Directions:
The reply is to be an exact repetition of the entries that follow, with each picture left out.

Data for this task:

=== Section Start ===

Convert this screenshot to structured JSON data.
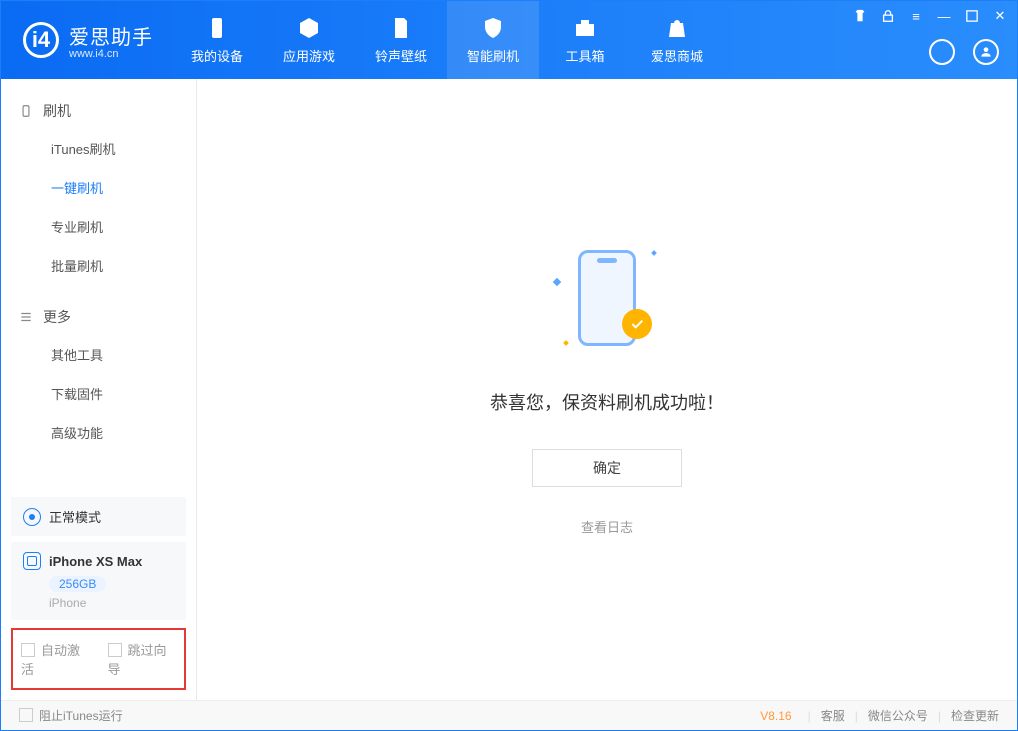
{
  "app": {
    "title": "爱思助手",
    "subtitle": "www.i4.cn"
  },
  "nav": {
    "items": [
      {
        "label": "我的设备"
      },
      {
        "label": "应用游戏"
      },
      {
        "label": "铃声壁纸"
      },
      {
        "label": "智能刷机"
      },
      {
        "label": "工具箱"
      },
      {
        "label": "爱思商城"
      }
    ],
    "active_index": 3
  },
  "sidebar": {
    "sections": [
      {
        "title": "刷机",
        "items": [
          {
            "label": "iTunes刷机"
          },
          {
            "label": "一键刷机"
          },
          {
            "label": "专业刷机"
          },
          {
            "label": "批量刷机"
          }
        ],
        "active_index": 1
      },
      {
        "title": "更多",
        "items": [
          {
            "label": "其他工具"
          },
          {
            "label": "下载固件"
          },
          {
            "label": "高级功能"
          }
        ]
      }
    ],
    "mode": {
      "label": "正常模式"
    },
    "device": {
      "name": "iPhone XS Max",
      "storage": "256GB",
      "type": "iPhone"
    },
    "options": {
      "auto_activate_label": "自动激活",
      "skip_guide_label": "跳过向导",
      "auto_activate_checked": false,
      "skip_guide_checked": false
    }
  },
  "main": {
    "success_message": "恭喜您，保资料刷机成功啦！",
    "ok_button": "确定",
    "view_log": "查看日志"
  },
  "footer": {
    "block_itunes_label": "阻止iTunes运行",
    "block_itunes_checked": false,
    "version": "V8.16",
    "links": [
      "客服",
      "微信公众号",
      "检查更新"
    ]
  },
  "colors": {
    "accent": "#1c7ef9",
    "highlight_border": "#e53935",
    "warn": "#ffb400"
  }
}
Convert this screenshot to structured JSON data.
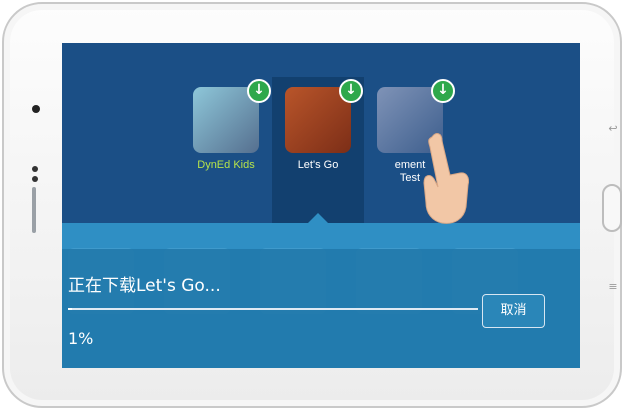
{
  "apps": [
    {
      "label": "DynEd Kids",
      "label_color": "#b7e34a",
      "icon": "download-icon"
    },
    {
      "label": "Let's Go",
      "label_color": "#ffffff",
      "icon": "download-icon"
    },
    {
      "label": "ement\nTest",
      "label_color": "#ffffff",
      "icon": "download-icon"
    }
  ],
  "dialog": {
    "title": "正在下载Let's Go...",
    "progress_percent_text": "1%",
    "progress_value": 0.01,
    "cancel_label": "取消"
  },
  "colors": {
    "screen_bg": "#1b4f86",
    "selection_bg": "#12406f",
    "dialog_bg": "#227aab",
    "download_badge": "#2ea84b"
  }
}
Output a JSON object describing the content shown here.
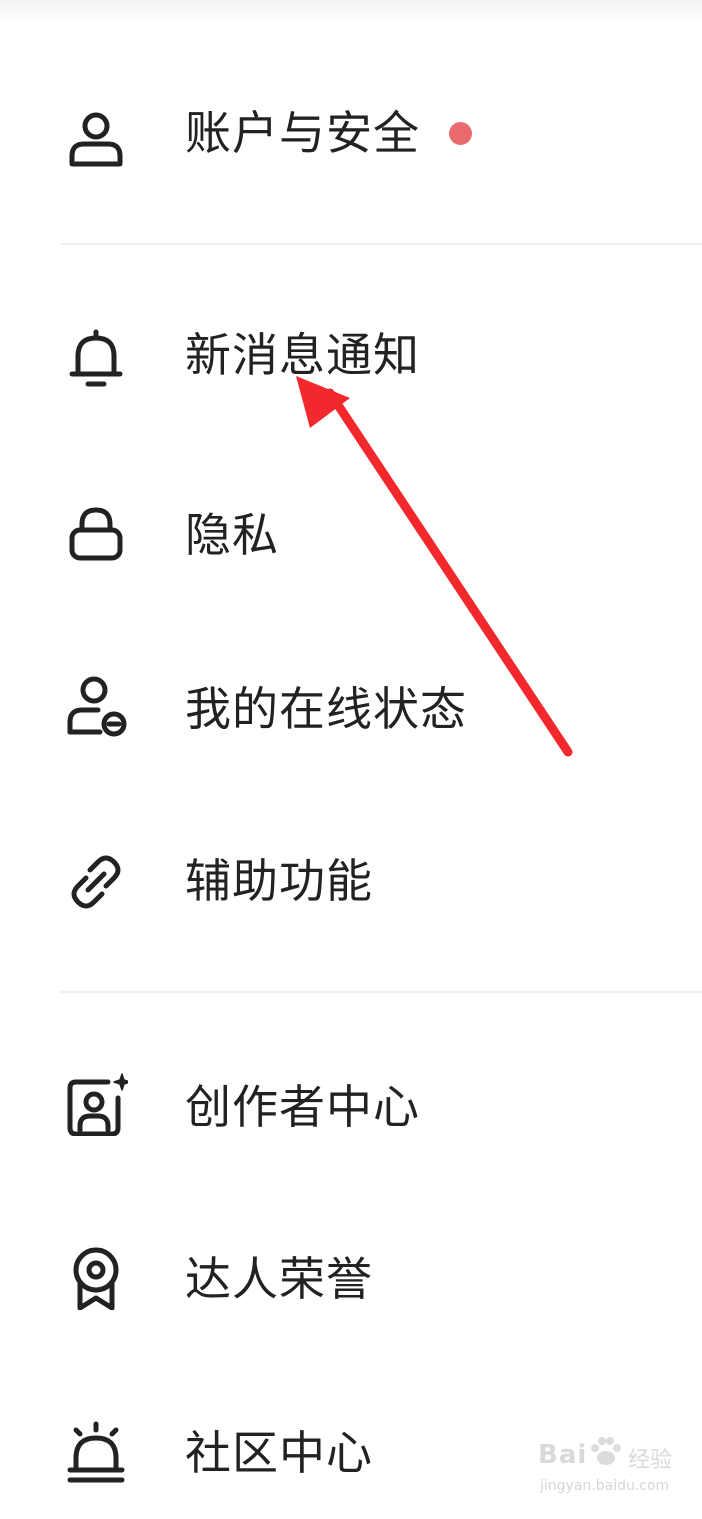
{
  "settings_menu": {
    "items": [
      {
        "label": "账户与安全",
        "icon": "user-icon",
        "has_badge": true
      },
      {
        "label": "新消息通知",
        "icon": "bell-icon",
        "has_badge": false
      },
      {
        "label": "隐私",
        "icon": "lock-icon",
        "has_badge": false
      },
      {
        "label": "我的在线状态",
        "icon": "user-status-icon",
        "has_badge": false
      },
      {
        "label": "辅助功能",
        "icon": "link-icon",
        "has_badge": false
      },
      {
        "label": "创作者中心",
        "icon": "creator-portrait-icon",
        "has_badge": false
      },
      {
        "label": "达人荣誉",
        "icon": "award-badge-icon",
        "has_badge": false
      },
      {
        "label": "社区中心",
        "icon": "siren-icon",
        "has_badge": false
      }
    ]
  },
  "colors": {
    "badge_dot": "#e96b6e",
    "annotation_arrow": "#f2282d",
    "divider": "#f0f0f0",
    "text": "#222222"
  },
  "annotation": {
    "type": "arrow",
    "points_to": "新消息通知"
  },
  "watermark": {
    "brand": "Bai",
    "service": "经验",
    "url": "jingyan.baidu.com"
  }
}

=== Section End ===

Answer for this exercise:
Convert this screenshot to structured JSON data.
{
  "app": {
    "title": "爱思助手",
    "subtitle": "www.i4.cn"
  },
  "nav": {
    "items": [
      {
        "label": "我的设备"
      },
      {
        "label": "应用游戏"
      },
      {
        "label": "铃声壁纸"
      },
      {
        "label": "智能刷机"
      },
      {
        "label": "工具箱"
      },
      {
        "label": "爱思商城"
      }
    ],
    "active_index": 3
  },
  "sidebar": {
    "sections": [
      {
        "title": "刷机",
        "items": [
          {
            "label": "iTunes刷机"
          },
          {
            "label": "一键刷机"
          },
          {
            "label": "专业刷机"
          },
          {
            "label": "批量刷机"
          }
        ],
        "active_index": 1
      },
      {
        "title": "更多",
        "items": [
          {
            "label": "其他工具"
          },
          {
            "label": "下载固件"
          },
          {
            "label": "高级功能"
          }
        ]
      }
    ],
    "mode": {
      "label": "正常模式"
    },
    "device": {
      "name": "iPhone XS Max",
      "storage": "256GB",
      "type": "iPhone"
    },
    "options": {
      "auto_activate_label": "自动激活",
      "skip_guide_label": "跳过向导",
      "auto_activate_checked": false,
      "skip_guide_checked": false
    }
  },
  "main": {
    "success_message": "恭喜您，保资料刷机成功啦！",
    "ok_button": "确定",
    "view_log": "查看日志"
  },
  "footer": {
    "block_itunes_label": "阻止iTunes运行",
    "block_itunes_checked": false,
    "version": "V8.16",
    "links": [
      "客服",
      "微信公众号",
      "检查更新"
    ]
  },
  "colors": {
    "accent": "#1c7ef9",
    "highlight_border": "#e53935",
    "warn": "#ffb400"
  }
}
Convert this screenshot to structured JSON data.
{
  "apps": [
    {
      "label": "DynEd Kids",
      "label_color": "#b7e34a",
      "icon": "download-icon"
    },
    {
      "label": "Let's Go",
      "label_color": "#ffffff",
      "icon": "download-icon"
    },
    {
      "label": "ement\nTest",
      "label_color": "#ffffff",
      "icon": "download-icon"
    }
  ],
  "dialog": {
    "title": "正在下载Let's Go...",
    "progress_percent_text": "1%",
    "progress_value": 0.01,
    "cancel_label": "取消"
  },
  "colors": {
    "screen_bg": "#1b4f86",
    "selection_bg": "#12406f",
    "dialog_bg": "#227aab",
    "download_badge": "#2ea84b"
  }
}
Output a JSON object describing the content shown here.
{
  "settings_menu": {
    "items": [
      {
        "label": "账户与安全",
        "icon": "user-icon",
        "has_badge": true
      },
      {
        "label": "新消息通知",
        "icon": "bell-icon",
        "has_badge": false
      },
      {
        "label": "隐私",
        "icon": "lock-icon",
        "has_badge": false
      },
      {
        "label": "我的在线状态",
        "icon": "user-status-icon",
        "has_badge": false
      },
      {
        "label": "辅助功能",
        "icon": "link-icon",
        "has_badge": false
      },
      {
        "label": "创作者中心",
        "icon": "creator-portrait-icon",
        "has_badge": false
      },
      {
        "label": "达人荣誉",
        "icon": "award-badge-icon",
        "has_badge": false
      },
      {
        "label": "社区中心",
        "icon": "siren-icon",
        "has_badge": false
      }
    ]
  },
  "colors": {
    "badge_dot": "#e96b6e",
    "annotation_arrow": "#f2282d",
    "divider": "#f0f0f0",
    "text": "#222222"
  },
  "annotation": {
    "type": "arrow",
    "points_to": "新消息通知"
  },
  "watermark": {
    "brand": "Bai",
    "service": "经验",
    "url": "jingyan.baidu.com"
  }
}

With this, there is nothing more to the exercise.